 "Vessel of Sadness goes beyond sensation. It is an accusation." --Richard Church, The Guardian


From the cover of the 1985 J. M. Dent & Sons edition:
"One of the most original, convincing and powerful stories about man and war that has ever been written.
Here, distilled from the experiences and observations of one who fought with them in a British infantry unit, is the mood of those who landed, fought and died at Anzio in the Second World War.
There are no heroes, no victories in the story, for this is faceless, nameless, fragmented war.
Vessel of Sadness is poignant, frightening and perceptive – its theme is universal.
It helps us to understand the nature of man in a world where there is as yet no alternative to the desolations of war."






 "Black, always black. Black. Have you ever looked down into the black hole of a cellar of an Italian house from the street level, in the middle of the night, and called out to ask if anyone was there before you threw a granade in, and the echo of your voice came back to mock you, and there was stillness, and just when you were ready to pull the pin and let the grenade go, to make sure, an enormous noise rose from the bowels of the earth and these same black-clad, hooded women swarmed out of the hole in the ground screaming and howling their heads off, and they knocked you down and ran across you, grenade and all, and disappeared into the night like a lot of black bats roused from a cave. If you have, you know what it is to have been really frightened by women. Black."

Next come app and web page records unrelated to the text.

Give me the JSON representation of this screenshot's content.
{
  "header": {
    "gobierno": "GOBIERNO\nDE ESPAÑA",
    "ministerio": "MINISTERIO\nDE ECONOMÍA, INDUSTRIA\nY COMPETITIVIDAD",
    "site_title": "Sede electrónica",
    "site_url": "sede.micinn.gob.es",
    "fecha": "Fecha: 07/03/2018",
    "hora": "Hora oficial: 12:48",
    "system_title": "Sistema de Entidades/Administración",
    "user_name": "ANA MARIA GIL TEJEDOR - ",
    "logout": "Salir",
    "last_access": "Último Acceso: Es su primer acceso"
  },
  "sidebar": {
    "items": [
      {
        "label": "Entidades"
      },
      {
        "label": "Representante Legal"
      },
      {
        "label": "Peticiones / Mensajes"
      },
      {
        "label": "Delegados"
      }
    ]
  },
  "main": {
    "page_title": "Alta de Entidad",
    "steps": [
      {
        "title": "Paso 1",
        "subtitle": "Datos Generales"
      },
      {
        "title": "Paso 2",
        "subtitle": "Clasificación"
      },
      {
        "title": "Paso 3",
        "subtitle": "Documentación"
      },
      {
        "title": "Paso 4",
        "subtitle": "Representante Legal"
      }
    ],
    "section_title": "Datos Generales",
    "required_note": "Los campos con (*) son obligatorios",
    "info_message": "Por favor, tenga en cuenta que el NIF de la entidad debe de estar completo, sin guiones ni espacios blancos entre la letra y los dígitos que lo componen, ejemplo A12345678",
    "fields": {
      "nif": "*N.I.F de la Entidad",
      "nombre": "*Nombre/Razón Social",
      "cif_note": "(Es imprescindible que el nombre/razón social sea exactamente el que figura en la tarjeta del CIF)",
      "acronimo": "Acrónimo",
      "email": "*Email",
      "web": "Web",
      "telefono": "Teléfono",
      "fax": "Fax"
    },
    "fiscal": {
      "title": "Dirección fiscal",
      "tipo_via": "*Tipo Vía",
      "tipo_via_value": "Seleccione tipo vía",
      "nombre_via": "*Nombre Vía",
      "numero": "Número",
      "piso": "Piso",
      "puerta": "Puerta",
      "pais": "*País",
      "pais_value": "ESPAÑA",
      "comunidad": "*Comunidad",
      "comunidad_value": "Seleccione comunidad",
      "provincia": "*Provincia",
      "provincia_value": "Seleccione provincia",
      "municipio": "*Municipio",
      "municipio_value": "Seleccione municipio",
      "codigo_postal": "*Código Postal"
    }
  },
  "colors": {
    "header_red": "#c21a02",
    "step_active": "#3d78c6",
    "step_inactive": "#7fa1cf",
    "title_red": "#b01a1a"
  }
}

"We are red-eyed, hesitant, and trembling. Some of us are detailed to go down into a neighboring wheatfield in an effort to find some of our fellows who are out there moaning. Cautiously, we press our way through the tall crop, searching, feeling in the dark.


It is two a.m. We have done what we can for those we could find in the wheatfield. We are too tense to sleep now, and anyway we are to be committed again at first light. Instead of sleeping we sit in our holes, preparing our weapons, and nod.


"Tell me, Dick. Are we sat outside the Gab Gab gap in the Mejerda Valley, hoping to get into Tunis? Or are we sat outside Rome? Does it matter which? Campoleone? Is it January or May? It's May. Dick died in this same vinyard four months ago. God!"